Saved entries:
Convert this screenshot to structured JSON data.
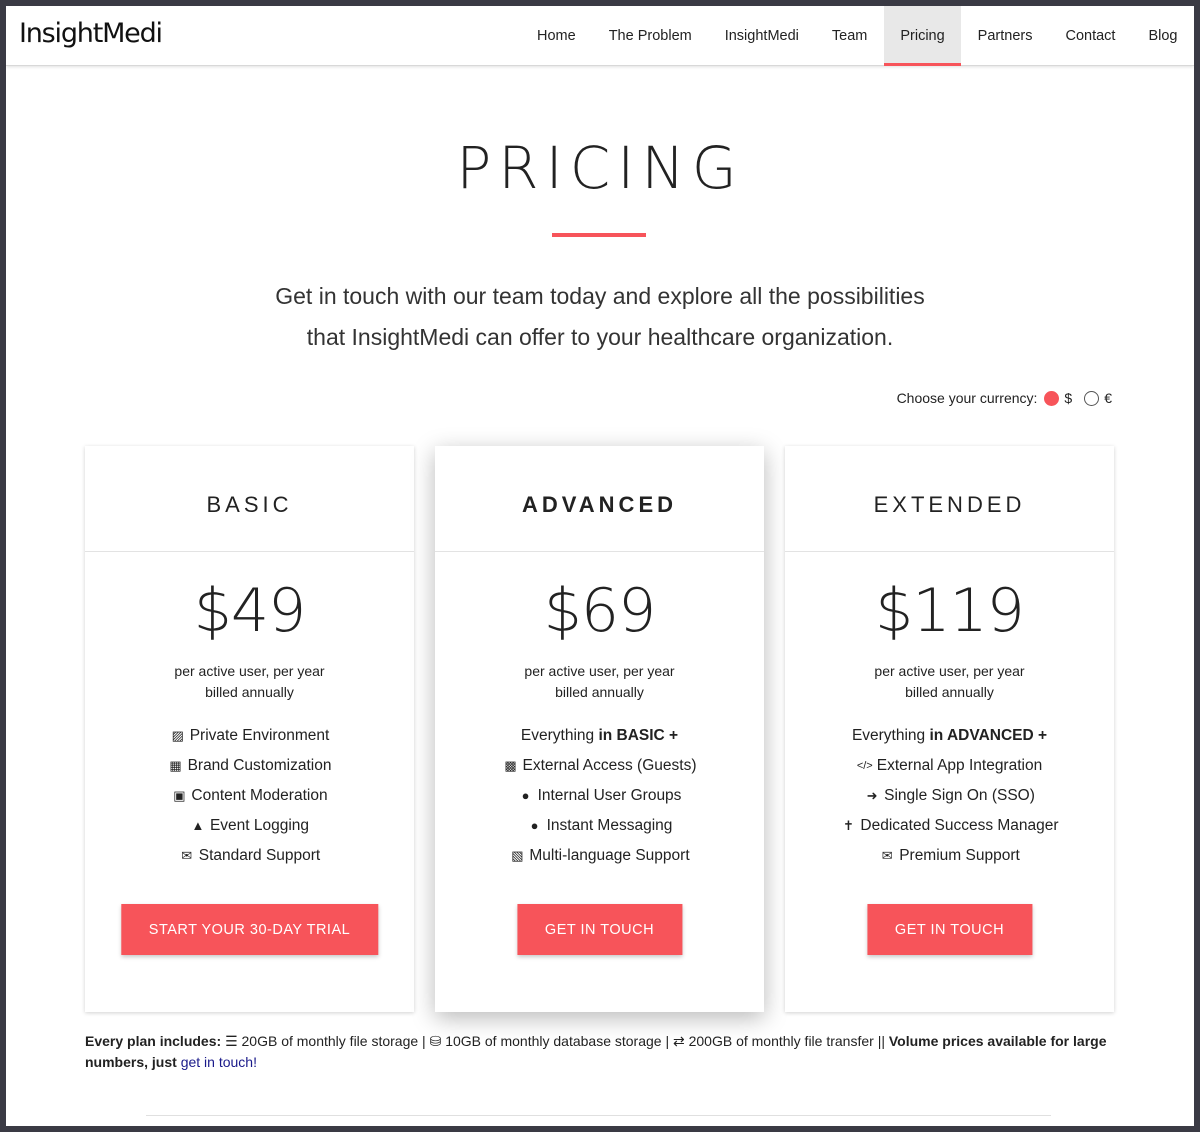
{
  "nav": {
    "logo": "InsightMedi",
    "links": [
      "Home",
      "The Problem",
      "InsightMedi",
      "Team",
      "Pricing",
      "Partners",
      "Contact",
      "Blog"
    ],
    "active": "Pricing"
  },
  "hero": {
    "title": "PRICING",
    "subtitle_line1": "Get in touch with our team today and explore all the possibilities",
    "subtitle_line2": "that InsightMedi can offer to your healthcare organization."
  },
  "currency": {
    "label": "Choose your currency:",
    "options": [
      "$",
      "€"
    ],
    "selected": "$"
  },
  "plans": [
    {
      "name": "BASIC",
      "price": "$49",
      "per_line1": "per active user, per year",
      "per_line2": "billed annually",
      "features": [
        {
          "icon": "lock-file-icon",
          "text": "Private Environment"
        },
        {
          "icon": "building-icon",
          "text": "Brand Customization"
        },
        {
          "icon": "image-icon",
          "text": "Content Moderation"
        },
        {
          "icon": "binoculars-icon",
          "text": "Event Logging"
        },
        {
          "icon": "envelope-icon",
          "text": "Standard Support"
        }
      ],
      "cta": "START YOUR 30-DAY TRIAL"
    },
    {
      "name": "ADVANCED",
      "price": "$69",
      "per_line1": "per active user, per year",
      "per_line2": "billed annually",
      "includes_prefix": "Everything ",
      "includes_bold": "in BASIC +",
      "features": [
        {
          "icon": "id-card-icon",
          "text": "External Access (Guests)"
        },
        {
          "icon": "users-icon",
          "text": "Internal User Groups"
        },
        {
          "icon": "comments-icon",
          "text": "Instant Messaging"
        },
        {
          "icon": "language-icon",
          "text": "Multi-language Support"
        }
      ],
      "cta": "GET IN TOUCH"
    },
    {
      "name": "EXTENDED",
      "price": "$119",
      "per_line1": "per active user, per year",
      "per_line2": "billed annually",
      "includes_prefix": "Everything ",
      "includes_bold": "in ADVANCED +",
      "features": [
        {
          "icon": "code-icon",
          "text": "External App Integration"
        },
        {
          "icon": "sign-in-icon",
          "text": "Single Sign On (SSO)"
        },
        {
          "icon": "person-icon",
          "text": "Dedicated Success Manager"
        },
        {
          "icon": "envelope-icon",
          "text": "Premium Support"
        }
      ],
      "cta": "GET IN TOUCH"
    }
  ],
  "footnote": {
    "lead": "Every plan includes:",
    "item1": " 20GB of monthly file storage | ",
    "item2": " 10GB of monthly database storage | ",
    "item3": " 200GB of monthly file transfer || ",
    "volume": "Volume prices available for large numbers, just",
    "link": "get in touch!"
  },
  "colors": {
    "accent": "#f7545a",
    "link": "#1a1a8a"
  }
}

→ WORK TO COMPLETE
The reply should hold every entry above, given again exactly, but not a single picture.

→ RESPONSE
Convert this screenshot to structured JSON data.
{
  "nav": {
    "logo": "InsightMedi",
    "links": [
      "Home",
      "The Problem",
      "InsightMedi",
      "Team",
      "Pricing",
      "Partners",
      "Contact",
      "Blog"
    ],
    "active": "Pricing"
  },
  "hero": {
    "title": "PRICING",
    "subtitle_line1": "Get in touch with our team today and explore all the possibilities",
    "subtitle_line2": "that InsightMedi can offer to your healthcare organization."
  },
  "currency": {
    "label": "Choose your currency:",
    "options": [
      "$",
      "€"
    ],
    "selected": "$"
  },
  "plans": [
    {
      "name": "BASIC",
      "price": "$49",
      "per_line1": "per active user, per year",
      "per_line2": "billed annually",
      "features": [
        {
          "icon": "lock-file-icon",
          "text": "Private Environment"
        },
        {
          "icon": "building-icon",
          "text": "Brand Customization"
        },
        {
          "icon": "image-icon",
          "text": "Content Moderation"
        },
        {
          "icon": "binoculars-icon",
          "text": "Event Logging"
        },
        {
          "icon": "envelope-icon",
          "text": "Standard Support"
        }
      ],
      "cta": "START YOUR 30-DAY TRIAL"
    },
    {
      "name": "ADVANCED",
      "price": "$69",
      "per_line1": "per active user, per year",
      "per_line2": "billed annually",
      "includes_prefix": "Everything ",
      "includes_bold": "in BASIC +",
      "features": [
        {
          "icon": "id-card-icon",
          "text": "External Access (Guests)"
        },
        {
          "icon": "users-icon",
          "text": "Internal User Groups"
        },
        {
          "icon": "comments-icon",
          "text": "Instant Messaging"
        },
        {
          "icon": "language-icon",
          "text": "Multi-language Support"
        }
      ],
      "cta": "GET IN TOUCH"
    },
    {
      "name": "EXTENDED",
      "price": "$119",
      "per_line1": "per active user, per year",
      "per_line2": "billed annually",
      "includes_prefix": "Everything ",
      "includes_bold": "in ADVANCED +",
      "features": [
        {
          "icon": "code-icon",
          "text": "External App Integration"
        },
        {
          "icon": "sign-in-icon",
          "text": "Single Sign On (SSO)"
        },
        {
          "icon": "person-icon",
          "text": "Dedicated Success Manager"
        },
        {
          "icon": "envelope-icon",
          "text": "Premium Support"
        }
      ],
      "cta": "GET IN TOUCH"
    }
  ],
  "footnote": {
    "lead": "Every plan includes:",
    "item1": " 20GB of monthly file storage | ",
    "item2": " 10GB of monthly database storage | ",
    "item3": " 200GB of monthly file transfer || ",
    "volume": "Volume prices available for large numbers, just",
    "link": "get in touch!"
  },
  "colors": {
    "accent": "#f7545a",
    "link": "#1a1a8a"
  }
}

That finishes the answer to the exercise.